Your objective:
Beneath this task are records; state how many of their lines hold the word "zoom", and nothing else.

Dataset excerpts
:::

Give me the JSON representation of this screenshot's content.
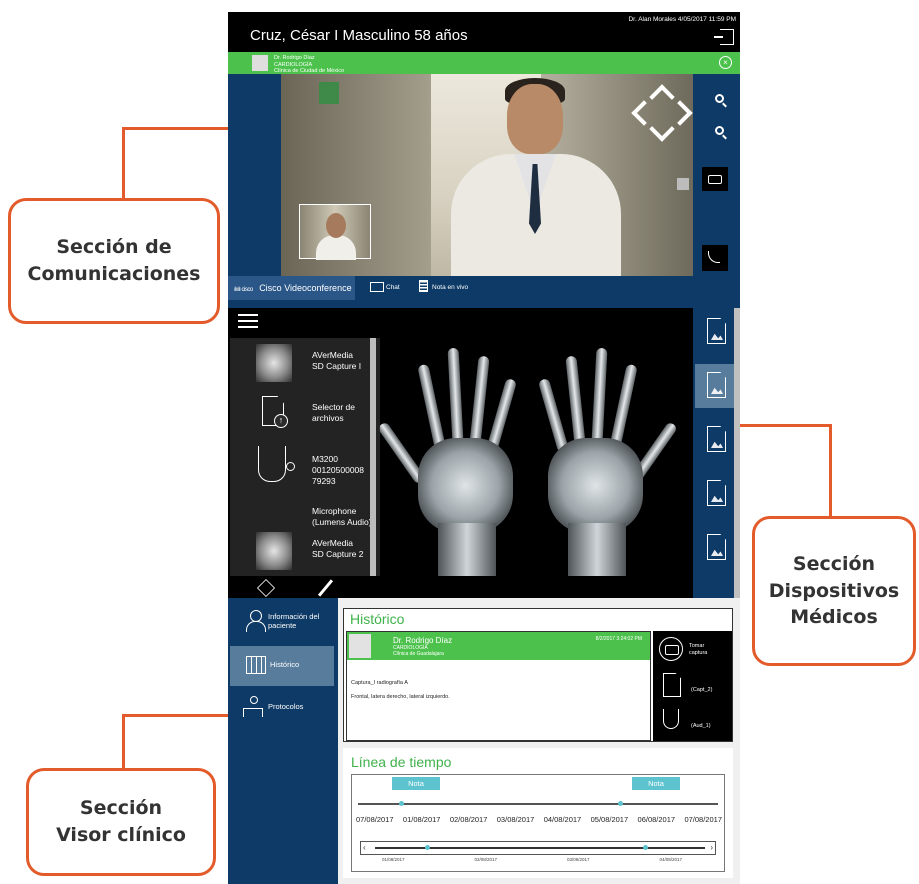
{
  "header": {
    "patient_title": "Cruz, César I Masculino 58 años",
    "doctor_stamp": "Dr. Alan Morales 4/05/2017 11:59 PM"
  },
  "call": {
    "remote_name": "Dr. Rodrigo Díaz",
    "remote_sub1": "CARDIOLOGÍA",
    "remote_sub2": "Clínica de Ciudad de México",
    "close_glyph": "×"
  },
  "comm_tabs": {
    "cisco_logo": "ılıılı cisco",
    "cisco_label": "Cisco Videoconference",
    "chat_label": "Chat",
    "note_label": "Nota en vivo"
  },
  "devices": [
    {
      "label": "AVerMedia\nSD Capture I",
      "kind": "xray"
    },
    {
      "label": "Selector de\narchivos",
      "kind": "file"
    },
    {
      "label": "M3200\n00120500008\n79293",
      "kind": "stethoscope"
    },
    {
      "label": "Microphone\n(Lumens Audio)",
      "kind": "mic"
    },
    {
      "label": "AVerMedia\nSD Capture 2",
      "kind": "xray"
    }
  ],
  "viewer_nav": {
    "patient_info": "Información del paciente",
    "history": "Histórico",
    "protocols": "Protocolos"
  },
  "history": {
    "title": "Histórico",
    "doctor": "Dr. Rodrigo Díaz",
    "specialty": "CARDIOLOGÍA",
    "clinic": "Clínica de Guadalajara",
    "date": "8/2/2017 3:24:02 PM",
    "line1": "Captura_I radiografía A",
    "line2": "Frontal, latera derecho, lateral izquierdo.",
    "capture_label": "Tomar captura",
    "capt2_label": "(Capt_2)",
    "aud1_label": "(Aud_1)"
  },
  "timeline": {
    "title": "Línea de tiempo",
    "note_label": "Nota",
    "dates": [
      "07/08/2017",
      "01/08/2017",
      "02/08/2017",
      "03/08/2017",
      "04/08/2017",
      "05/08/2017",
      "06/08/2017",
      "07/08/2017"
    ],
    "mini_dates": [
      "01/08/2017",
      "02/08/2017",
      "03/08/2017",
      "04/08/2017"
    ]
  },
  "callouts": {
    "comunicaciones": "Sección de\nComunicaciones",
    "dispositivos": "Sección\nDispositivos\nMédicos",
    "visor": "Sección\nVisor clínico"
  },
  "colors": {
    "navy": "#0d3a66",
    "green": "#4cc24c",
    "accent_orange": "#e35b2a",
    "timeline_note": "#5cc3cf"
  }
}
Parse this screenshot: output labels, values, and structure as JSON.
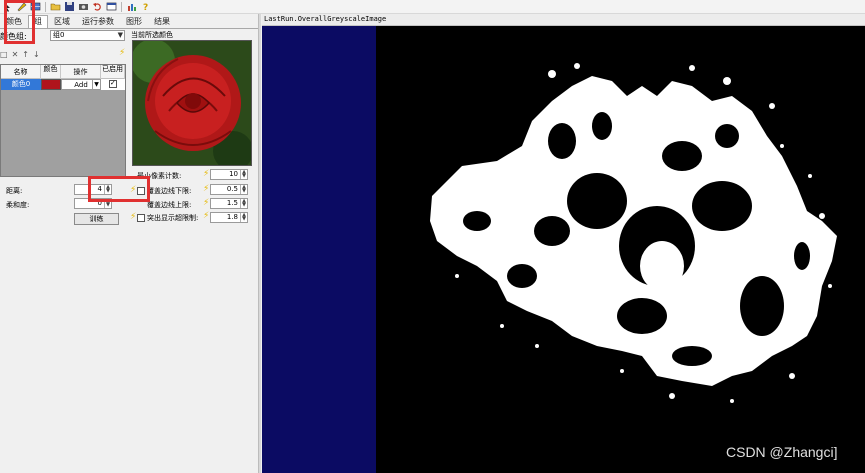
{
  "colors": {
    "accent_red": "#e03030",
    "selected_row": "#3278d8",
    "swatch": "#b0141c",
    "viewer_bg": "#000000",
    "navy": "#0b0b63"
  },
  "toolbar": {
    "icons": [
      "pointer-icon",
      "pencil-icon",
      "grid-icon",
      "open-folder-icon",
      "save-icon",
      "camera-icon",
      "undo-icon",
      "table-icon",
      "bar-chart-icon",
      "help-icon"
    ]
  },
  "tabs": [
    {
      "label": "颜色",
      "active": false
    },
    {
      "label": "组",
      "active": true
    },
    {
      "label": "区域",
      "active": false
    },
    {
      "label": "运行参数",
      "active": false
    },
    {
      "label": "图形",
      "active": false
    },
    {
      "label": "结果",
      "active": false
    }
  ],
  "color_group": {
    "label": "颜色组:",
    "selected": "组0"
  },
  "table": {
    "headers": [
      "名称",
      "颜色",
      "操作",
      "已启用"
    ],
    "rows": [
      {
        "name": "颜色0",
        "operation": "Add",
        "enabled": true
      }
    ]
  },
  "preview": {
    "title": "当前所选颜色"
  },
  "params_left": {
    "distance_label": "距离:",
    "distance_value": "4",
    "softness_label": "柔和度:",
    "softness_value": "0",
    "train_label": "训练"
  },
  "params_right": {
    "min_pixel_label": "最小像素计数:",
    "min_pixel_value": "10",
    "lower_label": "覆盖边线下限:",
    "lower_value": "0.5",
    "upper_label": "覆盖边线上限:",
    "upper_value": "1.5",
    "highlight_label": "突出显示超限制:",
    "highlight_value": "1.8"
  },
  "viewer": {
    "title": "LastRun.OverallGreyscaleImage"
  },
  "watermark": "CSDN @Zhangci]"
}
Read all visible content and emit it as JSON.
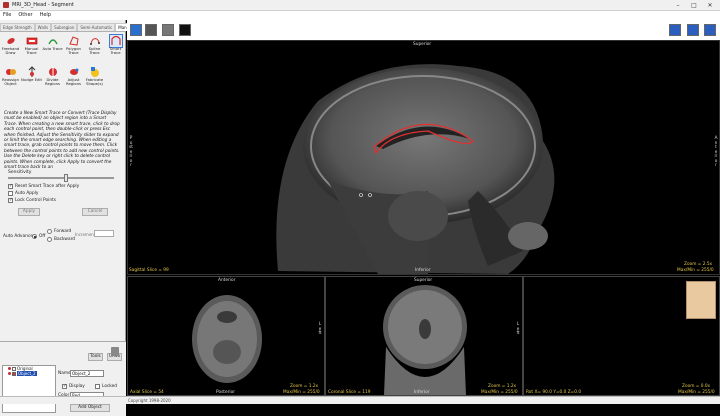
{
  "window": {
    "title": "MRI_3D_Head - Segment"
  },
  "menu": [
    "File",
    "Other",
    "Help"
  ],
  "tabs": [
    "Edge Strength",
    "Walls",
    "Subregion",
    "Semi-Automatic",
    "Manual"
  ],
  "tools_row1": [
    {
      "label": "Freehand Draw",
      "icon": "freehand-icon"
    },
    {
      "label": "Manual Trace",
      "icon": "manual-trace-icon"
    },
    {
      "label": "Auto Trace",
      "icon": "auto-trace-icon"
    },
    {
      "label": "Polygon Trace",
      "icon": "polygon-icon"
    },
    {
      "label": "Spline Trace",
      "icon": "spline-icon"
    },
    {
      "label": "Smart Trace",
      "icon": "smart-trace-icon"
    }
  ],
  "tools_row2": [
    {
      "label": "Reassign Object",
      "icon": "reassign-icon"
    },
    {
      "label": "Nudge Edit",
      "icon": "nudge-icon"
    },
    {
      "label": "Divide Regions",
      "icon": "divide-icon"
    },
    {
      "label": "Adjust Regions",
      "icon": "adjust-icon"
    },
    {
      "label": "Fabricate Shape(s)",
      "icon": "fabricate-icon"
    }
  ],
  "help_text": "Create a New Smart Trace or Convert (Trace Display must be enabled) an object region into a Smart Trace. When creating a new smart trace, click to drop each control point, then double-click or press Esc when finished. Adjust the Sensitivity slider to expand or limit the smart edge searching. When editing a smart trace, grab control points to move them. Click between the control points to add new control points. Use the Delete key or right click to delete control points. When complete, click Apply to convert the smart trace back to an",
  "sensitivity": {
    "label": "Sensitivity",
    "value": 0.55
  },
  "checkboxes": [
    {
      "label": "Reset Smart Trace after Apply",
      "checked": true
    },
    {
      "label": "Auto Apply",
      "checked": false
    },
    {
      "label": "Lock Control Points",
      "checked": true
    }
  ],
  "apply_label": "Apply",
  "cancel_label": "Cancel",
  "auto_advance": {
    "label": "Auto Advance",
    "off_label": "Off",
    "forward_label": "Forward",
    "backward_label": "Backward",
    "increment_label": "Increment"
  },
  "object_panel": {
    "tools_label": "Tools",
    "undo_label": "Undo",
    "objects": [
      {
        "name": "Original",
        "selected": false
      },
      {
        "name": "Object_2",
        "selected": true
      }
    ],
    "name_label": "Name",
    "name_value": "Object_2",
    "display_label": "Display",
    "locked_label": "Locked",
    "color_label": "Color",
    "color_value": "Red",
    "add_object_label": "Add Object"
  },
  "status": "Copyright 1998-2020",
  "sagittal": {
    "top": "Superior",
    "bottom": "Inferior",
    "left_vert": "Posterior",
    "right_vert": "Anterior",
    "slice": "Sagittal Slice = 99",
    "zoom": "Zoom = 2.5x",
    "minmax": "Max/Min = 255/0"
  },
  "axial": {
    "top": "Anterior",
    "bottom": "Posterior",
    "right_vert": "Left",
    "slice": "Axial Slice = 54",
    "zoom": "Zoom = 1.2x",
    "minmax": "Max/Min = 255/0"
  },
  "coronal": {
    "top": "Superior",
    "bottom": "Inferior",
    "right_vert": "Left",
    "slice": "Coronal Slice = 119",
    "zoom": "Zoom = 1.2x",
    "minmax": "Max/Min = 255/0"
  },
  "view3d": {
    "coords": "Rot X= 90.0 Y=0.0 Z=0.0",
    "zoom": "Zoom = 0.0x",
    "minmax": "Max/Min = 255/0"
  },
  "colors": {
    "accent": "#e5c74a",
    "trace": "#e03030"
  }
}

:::

Result below:
4